You put out ‘Anti’ last year with Cutso to speak up against hate crimes against Asian-Americans. What was the general reaction to that? Now you have a remix with Rakka, Shing02, and Bohan Phoenix on the album. How did that come about? Have things gotten any better over the past year?

The reaction was incredible. For Asians, we saw how particularly dire our situation was about this time last year, but many of us have been dealing with anti-Asian sentiments our entire lives, so the feelings weren’t completely unfamiliar when the incidents started to spike. Nonetheless, we had an opportunity for our issues to be seen and heard by the world at large, which is a position that we rarely see ourselves in. We knew we had a moment that we had to capture, and I feel like we did that well. I’m actually not sure if things have gotten better this year, I think the mainstream news cycle simply moved on as it often does. There are still many many incidents in the news particularly involving Asian American women and the elderly. Thank God though, the awareness is now out there and there are more metrics so we are able to track our progress.
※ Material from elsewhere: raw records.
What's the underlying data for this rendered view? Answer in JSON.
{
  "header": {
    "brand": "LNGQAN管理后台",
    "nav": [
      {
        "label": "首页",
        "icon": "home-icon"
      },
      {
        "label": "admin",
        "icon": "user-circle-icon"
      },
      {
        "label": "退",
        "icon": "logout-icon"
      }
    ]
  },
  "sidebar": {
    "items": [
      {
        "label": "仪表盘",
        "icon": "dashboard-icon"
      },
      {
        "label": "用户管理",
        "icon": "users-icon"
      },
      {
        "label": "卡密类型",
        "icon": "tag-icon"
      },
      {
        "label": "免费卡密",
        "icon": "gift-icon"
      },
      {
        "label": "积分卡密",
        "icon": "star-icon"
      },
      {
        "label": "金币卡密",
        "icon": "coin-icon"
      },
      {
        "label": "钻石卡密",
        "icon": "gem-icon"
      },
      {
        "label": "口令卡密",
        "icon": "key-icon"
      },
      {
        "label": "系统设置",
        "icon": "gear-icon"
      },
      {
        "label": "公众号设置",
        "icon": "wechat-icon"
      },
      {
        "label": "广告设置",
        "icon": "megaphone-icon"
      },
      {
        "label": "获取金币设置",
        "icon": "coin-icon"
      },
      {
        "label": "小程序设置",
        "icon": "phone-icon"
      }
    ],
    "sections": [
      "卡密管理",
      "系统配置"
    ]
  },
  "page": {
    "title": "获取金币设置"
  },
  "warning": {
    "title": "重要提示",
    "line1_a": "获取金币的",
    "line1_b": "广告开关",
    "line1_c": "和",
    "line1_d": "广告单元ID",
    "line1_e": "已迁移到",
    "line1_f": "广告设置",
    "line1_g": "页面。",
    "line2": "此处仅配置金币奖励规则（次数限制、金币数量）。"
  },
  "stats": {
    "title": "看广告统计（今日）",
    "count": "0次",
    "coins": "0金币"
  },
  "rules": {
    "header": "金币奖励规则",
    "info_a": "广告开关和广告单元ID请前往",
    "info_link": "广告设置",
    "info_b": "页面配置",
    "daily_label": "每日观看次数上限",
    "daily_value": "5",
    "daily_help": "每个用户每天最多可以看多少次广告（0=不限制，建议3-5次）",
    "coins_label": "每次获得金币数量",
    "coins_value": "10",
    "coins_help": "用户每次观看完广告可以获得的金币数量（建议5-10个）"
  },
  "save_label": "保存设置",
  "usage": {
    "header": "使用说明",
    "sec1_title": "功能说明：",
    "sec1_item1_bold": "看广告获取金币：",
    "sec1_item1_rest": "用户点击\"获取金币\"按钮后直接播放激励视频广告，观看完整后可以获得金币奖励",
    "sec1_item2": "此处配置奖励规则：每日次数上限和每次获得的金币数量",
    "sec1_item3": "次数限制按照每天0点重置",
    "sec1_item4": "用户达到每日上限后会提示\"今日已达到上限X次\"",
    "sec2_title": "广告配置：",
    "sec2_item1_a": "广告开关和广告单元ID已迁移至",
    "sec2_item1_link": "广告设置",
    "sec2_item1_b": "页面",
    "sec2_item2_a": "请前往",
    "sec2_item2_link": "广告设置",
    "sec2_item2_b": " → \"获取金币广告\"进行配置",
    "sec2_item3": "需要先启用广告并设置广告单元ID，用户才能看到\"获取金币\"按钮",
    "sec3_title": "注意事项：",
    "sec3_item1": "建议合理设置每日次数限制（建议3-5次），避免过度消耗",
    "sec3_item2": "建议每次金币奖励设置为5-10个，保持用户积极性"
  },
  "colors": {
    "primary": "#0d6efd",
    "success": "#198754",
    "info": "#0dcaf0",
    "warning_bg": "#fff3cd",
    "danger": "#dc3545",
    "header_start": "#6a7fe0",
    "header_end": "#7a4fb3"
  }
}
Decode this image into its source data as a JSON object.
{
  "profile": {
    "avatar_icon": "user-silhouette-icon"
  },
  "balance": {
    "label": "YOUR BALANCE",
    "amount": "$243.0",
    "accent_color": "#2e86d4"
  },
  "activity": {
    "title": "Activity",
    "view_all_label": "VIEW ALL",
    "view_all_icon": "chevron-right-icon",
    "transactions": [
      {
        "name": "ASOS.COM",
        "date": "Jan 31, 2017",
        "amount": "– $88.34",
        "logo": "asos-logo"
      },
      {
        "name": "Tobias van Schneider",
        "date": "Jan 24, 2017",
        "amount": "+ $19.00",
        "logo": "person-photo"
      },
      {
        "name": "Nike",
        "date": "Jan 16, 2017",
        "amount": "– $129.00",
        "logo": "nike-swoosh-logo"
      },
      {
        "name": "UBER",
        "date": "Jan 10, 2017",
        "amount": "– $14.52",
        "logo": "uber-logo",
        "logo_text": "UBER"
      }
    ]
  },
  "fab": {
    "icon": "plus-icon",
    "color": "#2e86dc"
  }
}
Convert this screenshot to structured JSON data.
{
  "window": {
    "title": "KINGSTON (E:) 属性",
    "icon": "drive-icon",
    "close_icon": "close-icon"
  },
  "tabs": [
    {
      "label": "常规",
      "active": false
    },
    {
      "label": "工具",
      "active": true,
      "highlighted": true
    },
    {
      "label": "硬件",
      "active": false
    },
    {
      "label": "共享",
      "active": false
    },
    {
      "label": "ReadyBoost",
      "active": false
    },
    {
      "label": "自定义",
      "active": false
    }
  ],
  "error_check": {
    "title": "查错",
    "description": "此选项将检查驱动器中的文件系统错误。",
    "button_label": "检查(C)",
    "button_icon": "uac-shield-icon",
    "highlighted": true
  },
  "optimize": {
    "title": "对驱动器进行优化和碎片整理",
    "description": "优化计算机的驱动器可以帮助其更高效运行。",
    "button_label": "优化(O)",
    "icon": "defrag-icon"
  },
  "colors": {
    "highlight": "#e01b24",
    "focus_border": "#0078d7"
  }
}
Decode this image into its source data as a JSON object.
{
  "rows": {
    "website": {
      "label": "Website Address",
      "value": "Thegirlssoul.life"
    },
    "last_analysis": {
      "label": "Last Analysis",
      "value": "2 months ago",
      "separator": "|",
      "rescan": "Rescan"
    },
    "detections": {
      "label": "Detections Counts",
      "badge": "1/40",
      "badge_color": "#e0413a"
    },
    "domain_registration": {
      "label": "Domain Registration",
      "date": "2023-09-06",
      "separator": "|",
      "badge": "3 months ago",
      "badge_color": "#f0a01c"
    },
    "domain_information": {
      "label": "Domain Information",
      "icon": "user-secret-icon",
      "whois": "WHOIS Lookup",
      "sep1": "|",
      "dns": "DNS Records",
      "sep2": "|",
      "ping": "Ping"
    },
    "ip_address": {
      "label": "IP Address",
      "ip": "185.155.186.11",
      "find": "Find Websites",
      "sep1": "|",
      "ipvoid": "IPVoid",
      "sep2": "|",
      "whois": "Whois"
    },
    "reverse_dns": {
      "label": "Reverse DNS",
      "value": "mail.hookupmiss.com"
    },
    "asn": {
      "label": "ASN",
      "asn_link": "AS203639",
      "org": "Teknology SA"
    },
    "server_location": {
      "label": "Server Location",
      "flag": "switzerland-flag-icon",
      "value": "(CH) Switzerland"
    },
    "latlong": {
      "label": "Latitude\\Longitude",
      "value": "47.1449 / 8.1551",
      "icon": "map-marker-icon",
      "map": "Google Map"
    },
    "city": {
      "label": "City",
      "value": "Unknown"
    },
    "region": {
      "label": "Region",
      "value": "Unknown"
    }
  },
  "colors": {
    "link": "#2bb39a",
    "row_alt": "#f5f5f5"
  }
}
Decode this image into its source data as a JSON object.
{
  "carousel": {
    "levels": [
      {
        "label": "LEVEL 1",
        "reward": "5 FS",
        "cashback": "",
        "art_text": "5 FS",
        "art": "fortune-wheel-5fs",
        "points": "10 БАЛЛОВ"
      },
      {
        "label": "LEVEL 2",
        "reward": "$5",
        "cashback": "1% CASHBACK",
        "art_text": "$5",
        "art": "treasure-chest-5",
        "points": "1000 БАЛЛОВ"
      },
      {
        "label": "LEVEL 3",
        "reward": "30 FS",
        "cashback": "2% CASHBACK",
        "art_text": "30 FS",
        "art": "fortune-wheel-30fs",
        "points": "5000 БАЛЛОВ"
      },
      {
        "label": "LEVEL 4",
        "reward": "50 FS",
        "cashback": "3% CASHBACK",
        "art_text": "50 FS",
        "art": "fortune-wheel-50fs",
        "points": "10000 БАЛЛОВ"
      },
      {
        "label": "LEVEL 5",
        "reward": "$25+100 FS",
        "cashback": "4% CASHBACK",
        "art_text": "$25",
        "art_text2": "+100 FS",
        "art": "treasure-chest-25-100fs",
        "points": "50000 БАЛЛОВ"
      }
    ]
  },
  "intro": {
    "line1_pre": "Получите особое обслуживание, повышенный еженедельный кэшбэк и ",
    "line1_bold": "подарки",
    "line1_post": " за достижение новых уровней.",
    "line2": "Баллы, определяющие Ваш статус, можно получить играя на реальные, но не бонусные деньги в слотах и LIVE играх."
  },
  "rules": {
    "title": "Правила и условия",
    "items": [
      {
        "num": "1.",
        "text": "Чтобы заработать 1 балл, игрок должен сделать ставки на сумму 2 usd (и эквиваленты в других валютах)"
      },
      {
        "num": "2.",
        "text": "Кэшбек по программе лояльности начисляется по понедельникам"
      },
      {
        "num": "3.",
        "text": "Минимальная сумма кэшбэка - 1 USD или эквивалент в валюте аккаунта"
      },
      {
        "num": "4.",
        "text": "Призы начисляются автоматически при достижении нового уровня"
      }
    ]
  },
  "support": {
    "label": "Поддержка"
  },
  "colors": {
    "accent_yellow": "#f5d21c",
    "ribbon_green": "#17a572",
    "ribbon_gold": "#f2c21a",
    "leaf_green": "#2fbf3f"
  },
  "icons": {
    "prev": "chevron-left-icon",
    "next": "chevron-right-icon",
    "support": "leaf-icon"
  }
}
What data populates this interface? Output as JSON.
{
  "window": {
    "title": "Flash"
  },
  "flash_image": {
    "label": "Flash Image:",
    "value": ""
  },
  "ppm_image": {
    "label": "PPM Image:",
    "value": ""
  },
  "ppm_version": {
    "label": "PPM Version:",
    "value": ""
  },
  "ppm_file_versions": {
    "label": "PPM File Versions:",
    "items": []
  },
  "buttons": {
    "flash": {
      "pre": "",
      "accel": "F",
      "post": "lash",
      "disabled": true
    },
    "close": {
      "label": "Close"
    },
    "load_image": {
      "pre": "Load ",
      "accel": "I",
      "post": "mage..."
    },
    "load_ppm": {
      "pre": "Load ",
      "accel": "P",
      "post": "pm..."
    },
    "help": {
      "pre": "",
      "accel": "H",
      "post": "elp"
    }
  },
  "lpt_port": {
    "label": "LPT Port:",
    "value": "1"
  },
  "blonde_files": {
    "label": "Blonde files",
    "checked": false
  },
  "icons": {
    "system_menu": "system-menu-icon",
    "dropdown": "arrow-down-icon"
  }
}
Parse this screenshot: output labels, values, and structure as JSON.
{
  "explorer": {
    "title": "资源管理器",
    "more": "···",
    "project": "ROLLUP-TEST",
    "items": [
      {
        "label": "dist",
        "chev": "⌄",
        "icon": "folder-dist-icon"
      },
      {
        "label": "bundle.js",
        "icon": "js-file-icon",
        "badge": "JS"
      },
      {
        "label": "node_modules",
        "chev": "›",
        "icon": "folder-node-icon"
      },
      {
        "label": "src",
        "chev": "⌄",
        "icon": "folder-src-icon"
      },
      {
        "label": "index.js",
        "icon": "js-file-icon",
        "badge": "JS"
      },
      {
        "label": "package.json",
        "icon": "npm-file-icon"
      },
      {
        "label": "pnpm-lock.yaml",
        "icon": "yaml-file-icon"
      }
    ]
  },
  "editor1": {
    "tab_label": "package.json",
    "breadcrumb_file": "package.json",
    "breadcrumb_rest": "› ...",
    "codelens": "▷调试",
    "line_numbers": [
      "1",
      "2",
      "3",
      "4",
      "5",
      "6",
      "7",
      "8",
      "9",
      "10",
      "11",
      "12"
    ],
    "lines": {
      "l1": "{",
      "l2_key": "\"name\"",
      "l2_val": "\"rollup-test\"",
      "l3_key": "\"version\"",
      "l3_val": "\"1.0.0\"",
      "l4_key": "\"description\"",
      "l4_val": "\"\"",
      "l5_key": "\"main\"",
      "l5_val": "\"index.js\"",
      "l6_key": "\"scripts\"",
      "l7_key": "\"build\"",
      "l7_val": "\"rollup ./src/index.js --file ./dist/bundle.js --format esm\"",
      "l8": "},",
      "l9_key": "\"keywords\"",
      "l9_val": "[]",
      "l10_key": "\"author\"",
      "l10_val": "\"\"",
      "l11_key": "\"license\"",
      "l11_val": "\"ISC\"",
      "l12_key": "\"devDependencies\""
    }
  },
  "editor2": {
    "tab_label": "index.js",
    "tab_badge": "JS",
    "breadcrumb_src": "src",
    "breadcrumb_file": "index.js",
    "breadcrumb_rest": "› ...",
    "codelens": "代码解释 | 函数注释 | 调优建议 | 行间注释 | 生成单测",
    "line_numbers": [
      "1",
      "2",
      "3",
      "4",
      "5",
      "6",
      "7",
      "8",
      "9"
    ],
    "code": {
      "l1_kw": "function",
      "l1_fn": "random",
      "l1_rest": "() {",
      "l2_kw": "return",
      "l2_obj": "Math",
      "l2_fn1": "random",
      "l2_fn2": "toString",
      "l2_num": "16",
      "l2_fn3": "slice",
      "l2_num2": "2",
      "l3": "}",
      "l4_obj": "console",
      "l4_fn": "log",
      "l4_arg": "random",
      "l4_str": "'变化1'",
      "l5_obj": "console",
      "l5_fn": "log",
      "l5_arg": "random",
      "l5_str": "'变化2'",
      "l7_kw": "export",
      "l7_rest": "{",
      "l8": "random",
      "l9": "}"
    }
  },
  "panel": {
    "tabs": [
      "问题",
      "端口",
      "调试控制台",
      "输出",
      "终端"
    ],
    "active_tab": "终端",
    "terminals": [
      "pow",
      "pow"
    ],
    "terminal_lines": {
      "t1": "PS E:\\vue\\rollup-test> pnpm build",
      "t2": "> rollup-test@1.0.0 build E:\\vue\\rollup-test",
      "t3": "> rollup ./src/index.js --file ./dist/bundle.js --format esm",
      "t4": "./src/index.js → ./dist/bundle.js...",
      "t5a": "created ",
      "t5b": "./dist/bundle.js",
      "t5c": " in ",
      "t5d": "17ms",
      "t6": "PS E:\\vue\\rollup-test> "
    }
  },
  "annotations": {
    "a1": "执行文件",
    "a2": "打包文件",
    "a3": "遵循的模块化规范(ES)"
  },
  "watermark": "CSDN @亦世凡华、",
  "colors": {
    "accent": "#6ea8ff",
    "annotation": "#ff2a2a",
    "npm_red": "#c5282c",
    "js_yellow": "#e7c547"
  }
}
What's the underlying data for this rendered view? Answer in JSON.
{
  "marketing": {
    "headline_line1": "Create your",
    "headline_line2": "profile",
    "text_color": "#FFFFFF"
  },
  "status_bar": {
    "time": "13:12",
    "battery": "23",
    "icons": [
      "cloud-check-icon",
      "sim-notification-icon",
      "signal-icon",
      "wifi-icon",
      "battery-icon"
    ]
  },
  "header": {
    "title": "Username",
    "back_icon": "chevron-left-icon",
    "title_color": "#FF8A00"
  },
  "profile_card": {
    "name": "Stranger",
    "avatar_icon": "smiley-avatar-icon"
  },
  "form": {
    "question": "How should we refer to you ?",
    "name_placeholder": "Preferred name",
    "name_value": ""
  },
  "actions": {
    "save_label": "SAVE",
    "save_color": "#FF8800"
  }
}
Tell us a little more about #Dinnerinplace. What’s the idea behind the series? Which dish has been your favorite to make? Anything that you haven’t made yet that you want to show the world?

Dinner in place was something I started in quarantine, just to make everyday life a little bit more fun. As a working father, I don’t have time to cook for hours and hours every day, but I do love to cook, and my health and lifestyle are important to me. With dinner in place, we try to make delicious, healthy, and creative meals in a short period of time. If it takes longer than 45 minutes, I’m not doing it. We just made oatmeal cookie dough Tamaki rolls, which are fucking nuts. My dishes are getting better and better as time goes on, and I’m not gaining weight which is a miracle.

How good does it feel to be back doing live shows and getting that interaction with the crowds? What did you miss most about concerts during the shutdown over the past years?

It feels great. It’s done wonders for my mental, physical, and spiritual health to feel reconnected with my purpose once again. I’m having more fun than I’ve had in years both on stage and off. There’s still this looming cloud out there of COVID-19 for us as artists because we are around so many people night after night performing, but nonetheless, I think we all needed it as performers and as patrons.

Check out Lyric Born’s Mobile Homies Season 1 below.